Antibiotic-resistant bacteria infect at least 2 million Americans every year. At least 23,000 die as a result.1 The growing threat of antibiotic-resistant disease is one of the biggest health threats facing the globe, yet, unlike some other pressing health threats, it has a clear and well-known cause: overuse of antibiotics.
“The use of antibiotics is the single most important factor leading to antibiotic resistance around the world,” the U.S. Centers for Disease Control and Prevention (CDC) notes, explaining “simply using antibiotics creates resistance.”2
The drugs are one of the most commonly prescribed drugs in human medicine, and up to 50 percent of the time they’re prescribed when not needed or using incorrect dosing or duration, according to the CDC.

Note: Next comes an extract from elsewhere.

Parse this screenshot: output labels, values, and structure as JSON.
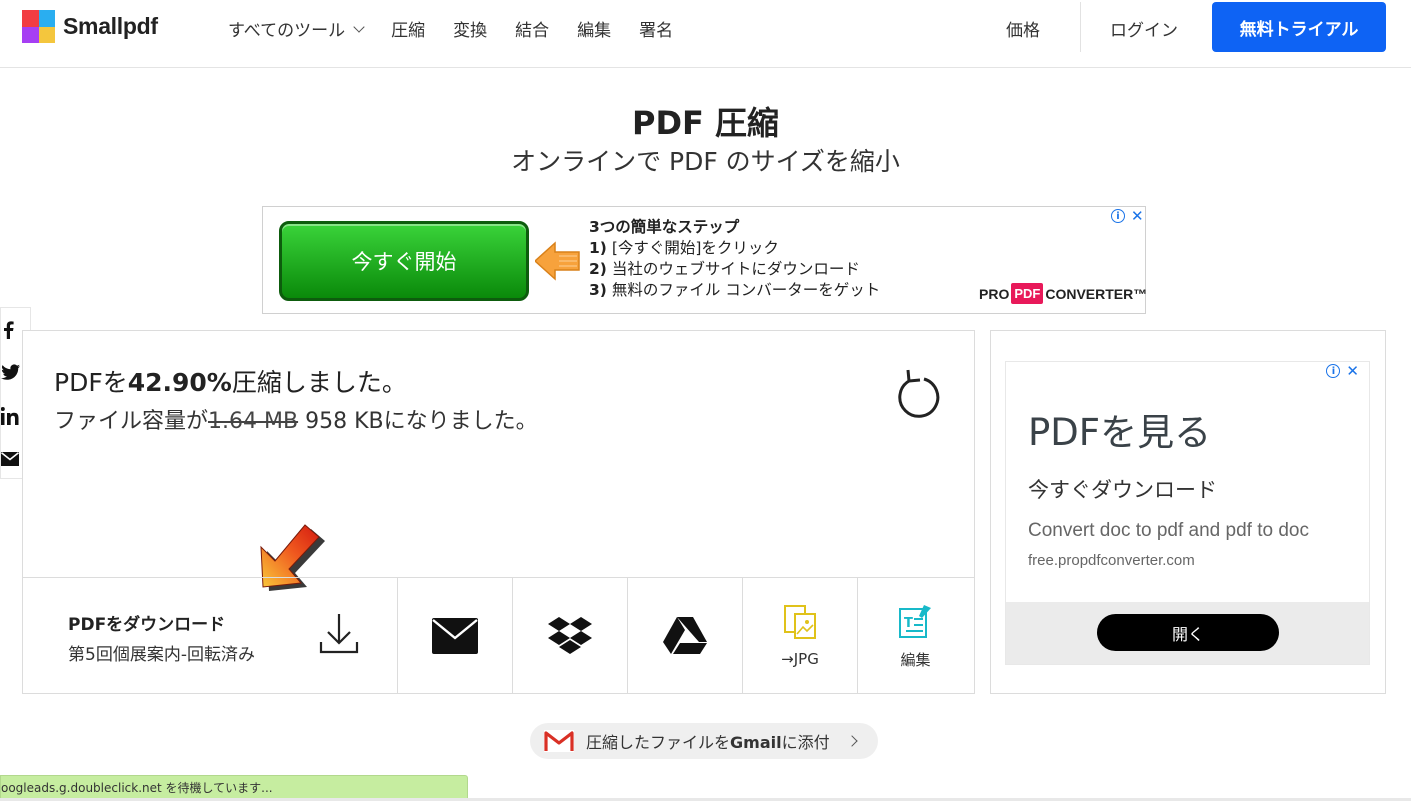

This is problematic, but it pales in comparison to the use of antibiotics in food animals, which is driving rates of antibiotic resistance sky high.